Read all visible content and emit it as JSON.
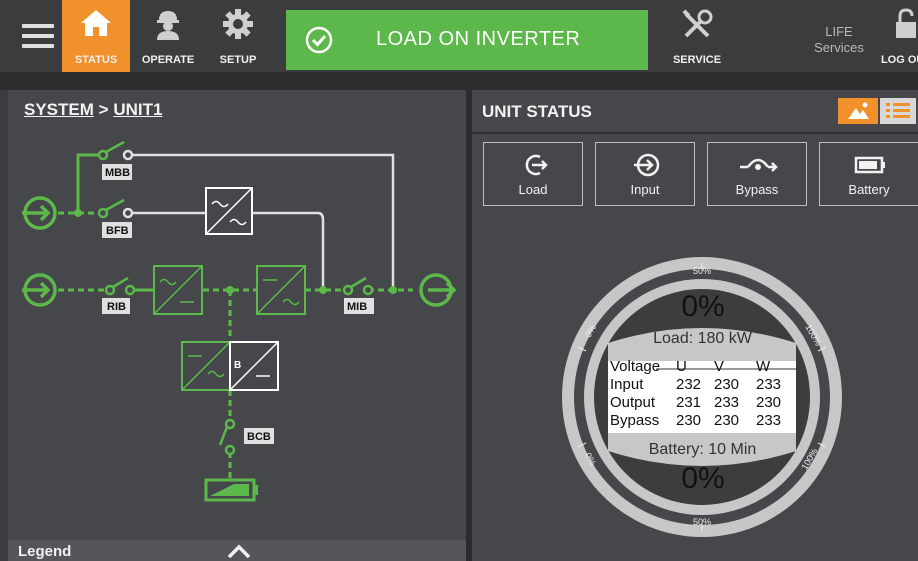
{
  "topbar": {
    "status_label": "STATUS",
    "operate_label": "OPERATE",
    "setup_label": "SETUP",
    "banner_text": "LOAD ON INVERTER",
    "service_label": "SERVICE",
    "life_line1": "LIFE",
    "life_line2": "Services",
    "logout_label": "LOG OUT"
  },
  "left": {
    "crumb_system": "SYSTEM",
    "crumb_sep": ">",
    "crumb_unit": "UNIT1",
    "breakers": {
      "mbb": "MBB",
      "bfb": "BFB",
      "rib": "RIB",
      "mib": "MIB",
      "bcb": "BCB"
    },
    "converter_label": "B",
    "legend": "Legend"
  },
  "right": {
    "title": "UNIT STATUS",
    "tabs": [
      {
        "label": "Load",
        "icon": "load-arrow-icon"
      },
      {
        "label": "Input",
        "icon": "input-arrow-icon"
      },
      {
        "label": "Bypass",
        "icon": "bypass-icon"
      },
      {
        "label": "Battery",
        "icon": "battery-icon"
      }
    ],
    "gauge": {
      "load_percent": "0%",
      "load_text": "Load: 180 kW",
      "battery_percent": "0%",
      "battery_text": "Battery: 10 Min",
      "tick_top": "50%",
      "tick_bottom": "50%",
      "tick_left": "0%",
      "tick_right": "100%",
      "tick_bottom_left": "0%",
      "tick_bottom_right": "100%",
      "load_level": 0,
      "battery_level": 0
    },
    "voltage_table": {
      "headers": [
        "Voltage",
        "U",
        "V",
        "W"
      ],
      "rows": [
        [
          "Input",
          "232",
          "230",
          "233"
        ],
        [
          "Output",
          "231",
          "233",
          "230"
        ],
        [
          "Bypass",
          "230",
          "230",
          "233"
        ]
      ]
    }
  },
  "colors": {
    "accent": "#f0912c",
    "ok_green": "#5cb84a",
    "flow_green": "#5cb84a",
    "panel": "#46474a"
  }
}
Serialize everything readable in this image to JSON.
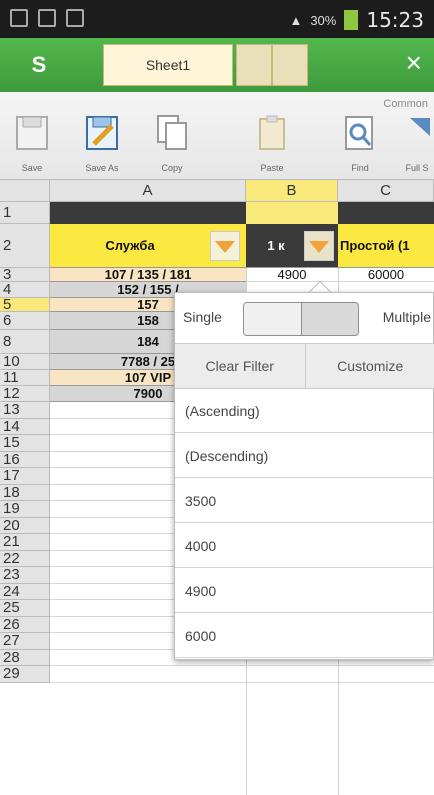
{
  "status": {
    "battery": "30%",
    "time": "15:23"
  },
  "titlebar": {
    "logo": "S",
    "sheet_tab": "Sheet1",
    "close": "×"
  },
  "toolbar": {
    "group": "Common",
    "tools": [
      {
        "label": "Save",
        "icon": "save-icon"
      },
      {
        "label": "Save As",
        "icon": "save-as-icon"
      },
      {
        "label": "Copy",
        "icon": "copy-icon"
      },
      {
        "label": "Paste",
        "icon": "paste-icon"
      },
      {
        "label": "Find",
        "icon": "find-icon"
      },
      {
        "label": "Full S",
        "icon": "full-screen-icon"
      }
    ]
  },
  "grid": {
    "columns": [
      "A",
      "B",
      "C"
    ],
    "rows": [
      "1",
      "2",
      "3",
      "4",
      "5",
      "6",
      "8",
      "10",
      "11",
      "12",
      "13",
      "14",
      "15",
      "16",
      "17",
      "18",
      "19",
      "20",
      "21",
      "22",
      "23",
      "24",
      "25",
      "26",
      "27",
      "28",
      "29"
    ],
    "header_row": {
      "a": "Служба",
      "b": "1 к",
      "c": "Простой (1"
    },
    "cells_a": [
      "107 / 135 / 181",
      "152 / 155 /",
      "157",
      "158",
      "184",
      "7788 / 25",
      "107 VIP",
      "7900"
    ],
    "cells_b": [
      "4900",
      "",
      "",
      "",
      "",
      "",
      "",
      ""
    ],
    "cells_c": [
      "60000"
    ]
  },
  "filter": {
    "single_label": "Single",
    "multiple_label": "Multiple",
    "clear_label": "Clear Filter",
    "customize_label": "Customize",
    "options": [
      "(Ascending)",
      "(Descending)",
      "3500",
      "4000",
      "4900",
      "6000"
    ]
  }
}
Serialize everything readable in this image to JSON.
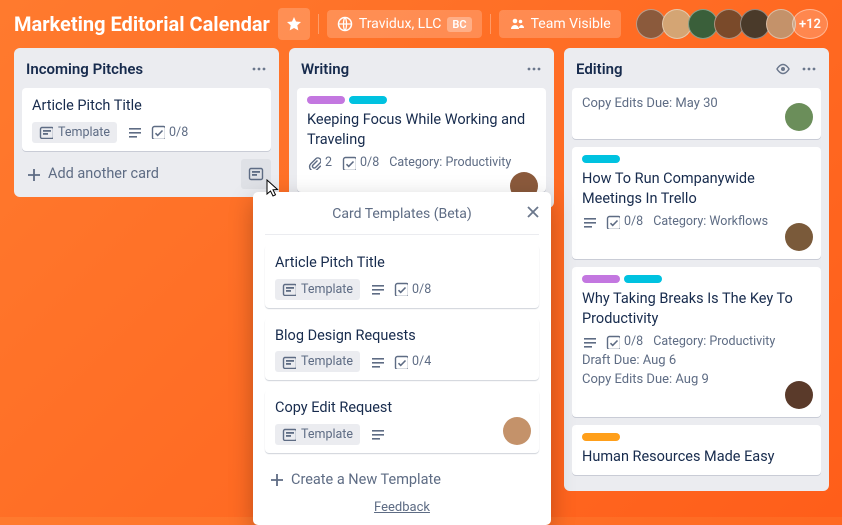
{
  "colors": {
    "purple": "#c377e0",
    "teal": "#00c2e0",
    "orange": "#ff9f1a"
  },
  "header": {
    "board_title": "Marketing Editorial Calendar",
    "org_name": "Travidux, LLC",
    "org_badge": "BC",
    "team_visible": "Team Visible",
    "avatar_overflow": "+12"
  },
  "lists": [
    {
      "title": "Incoming Pitches",
      "add_card": "Add another card",
      "cards": [
        {
          "title": "Article Pitch Title",
          "template_label": "Template",
          "checklist": "0/8"
        }
      ]
    },
    {
      "title": "Writing",
      "cards": [
        {
          "title": "Keeping Focus While Working and Traveling",
          "attachments": "2",
          "checklist": "0/8",
          "category": "Category: Productivity"
        }
      ]
    },
    {
      "title": "Editing",
      "cards": [
        {
          "copy_due": "Copy Edits Due: May 30"
        },
        {
          "title": "How To Run Companywide Meetings In Trello",
          "checklist": "0/8",
          "category": "Category: Workflows"
        },
        {
          "title": "Why Taking Breaks Is The Key To Productivity",
          "checklist": "0/8",
          "category": "Category: Productivity",
          "draft_due": "Draft Due: Aug 6",
          "copy_due": "Copy Edits Due: Aug 9"
        },
        {
          "title": "Human Resources Made Easy"
        }
      ]
    }
  ],
  "popover": {
    "title": "Card Templates (Beta)",
    "new_template": "Create a New Template",
    "feedback": "Feedback",
    "templates": [
      {
        "title": "Article Pitch Title",
        "template_label": "Template",
        "checklist": "0/8"
      },
      {
        "title": "Blog Design Requests",
        "template_label": "Template",
        "checklist": "0/4"
      },
      {
        "title": "Copy Edit Request",
        "template_label": "Template"
      }
    ]
  }
}
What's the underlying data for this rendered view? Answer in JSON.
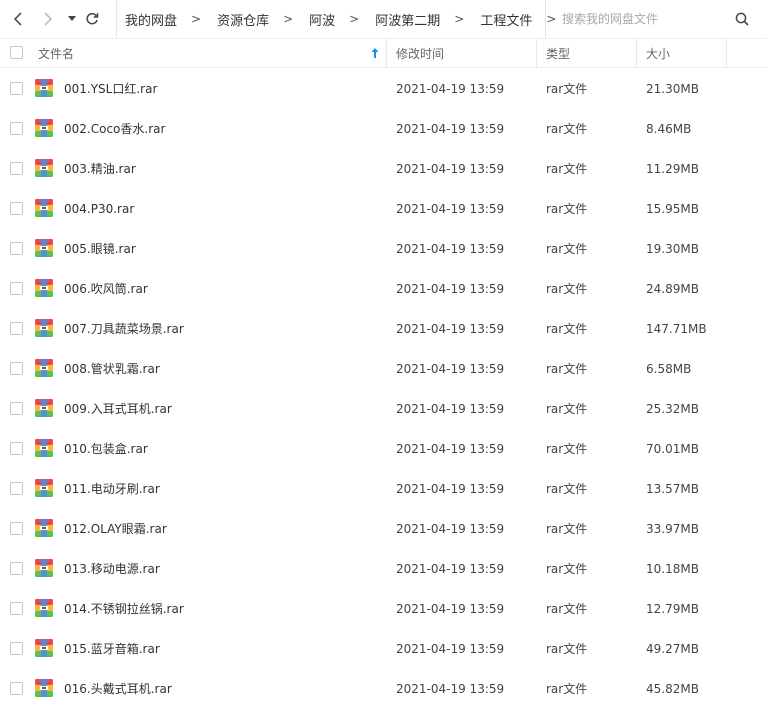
{
  "toolbar": {
    "back_icon": "chevron-left-icon",
    "forward_icon": "chevron-right-icon",
    "history_icon": "caret-down-icon",
    "refresh_icon": "refresh-icon",
    "breadcrumbs": [
      "我的网盘",
      "资源仓库",
      "阿波",
      "阿波第二期",
      "工程文件"
    ],
    "separator": ">",
    "search_placeholder": "搜索我的网盘文件",
    "search_icon": "search-icon"
  },
  "table": {
    "headers": {
      "name": "文件名",
      "modified": "修改时间",
      "type": "类型",
      "size": "大小"
    },
    "sort_icon": "sort-up-arrow-icon",
    "file_icon": "rar-archive-icon",
    "rows": [
      {
        "name": "001.YSL口红.rar",
        "modified": "2021-04-19 13:59",
        "type": "rar文件",
        "size": "21.30MB"
      },
      {
        "name": "002.Coco香水.rar",
        "modified": "2021-04-19 13:59",
        "type": "rar文件",
        "size": "8.46MB"
      },
      {
        "name": "003.精油.rar",
        "modified": "2021-04-19 13:59",
        "type": "rar文件",
        "size": "11.29MB"
      },
      {
        "name": "004.P30.rar",
        "modified": "2021-04-19 13:59",
        "type": "rar文件",
        "size": "15.95MB"
      },
      {
        "name": "005.眼镜.rar",
        "modified": "2021-04-19 13:59",
        "type": "rar文件",
        "size": "19.30MB"
      },
      {
        "name": "006.吹风筒.rar",
        "modified": "2021-04-19 13:59",
        "type": "rar文件",
        "size": "24.89MB"
      },
      {
        "name": "007.刀具蔬菜场景.rar",
        "modified": "2021-04-19 13:59",
        "type": "rar文件",
        "size": "147.71MB"
      },
      {
        "name": "008.管状乳霜.rar",
        "modified": "2021-04-19 13:59",
        "type": "rar文件",
        "size": "6.58MB"
      },
      {
        "name": "009.入耳式耳机.rar",
        "modified": "2021-04-19 13:59",
        "type": "rar文件",
        "size": "25.32MB"
      },
      {
        "name": "010.包装盒.rar",
        "modified": "2021-04-19 13:59",
        "type": "rar文件",
        "size": "70.01MB"
      },
      {
        "name": "011.电动牙刷.rar",
        "modified": "2021-04-19 13:59",
        "type": "rar文件",
        "size": "13.57MB"
      },
      {
        "name": "012.OLAY眼霜.rar",
        "modified": "2021-04-19 13:59",
        "type": "rar文件",
        "size": "33.97MB"
      },
      {
        "name": "013.移动电源.rar",
        "modified": "2021-04-19 13:59",
        "type": "rar文件",
        "size": "10.18MB"
      },
      {
        "name": "014.不锈钢拉丝锅.rar",
        "modified": "2021-04-19 13:59",
        "type": "rar文件",
        "size": "12.79MB"
      },
      {
        "name": "015.蓝牙音箱.rar",
        "modified": "2021-04-19 13:59",
        "type": "rar文件",
        "size": "49.27MB"
      },
      {
        "name": "016.头戴式耳机.rar",
        "modified": "2021-04-19 13:59",
        "type": "rar文件",
        "size": "45.82MB"
      }
    ]
  },
  "colors": {
    "accent": "#1a8fe3",
    "divider": "#e8e8e8",
    "rar_top": "#e8475a",
    "rar_mid": "#f5b83d",
    "rar_bottom": "#5fbf52",
    "rar_band": "#4a8fe0"
  }
}
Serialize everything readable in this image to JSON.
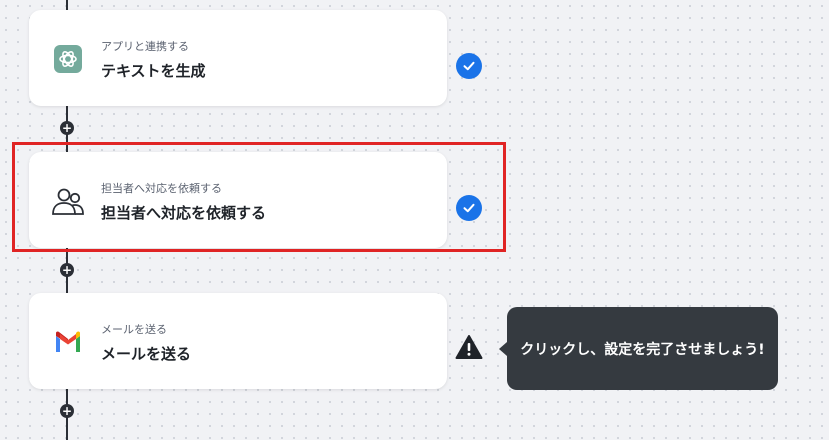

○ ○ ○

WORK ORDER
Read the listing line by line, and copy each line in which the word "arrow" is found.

RESULT OF THIS TASK
        "icon": "load-arrow-icon"
        "icon": "input-arrow-icon"
    "sort_icon": "sort-up-arrow-icon",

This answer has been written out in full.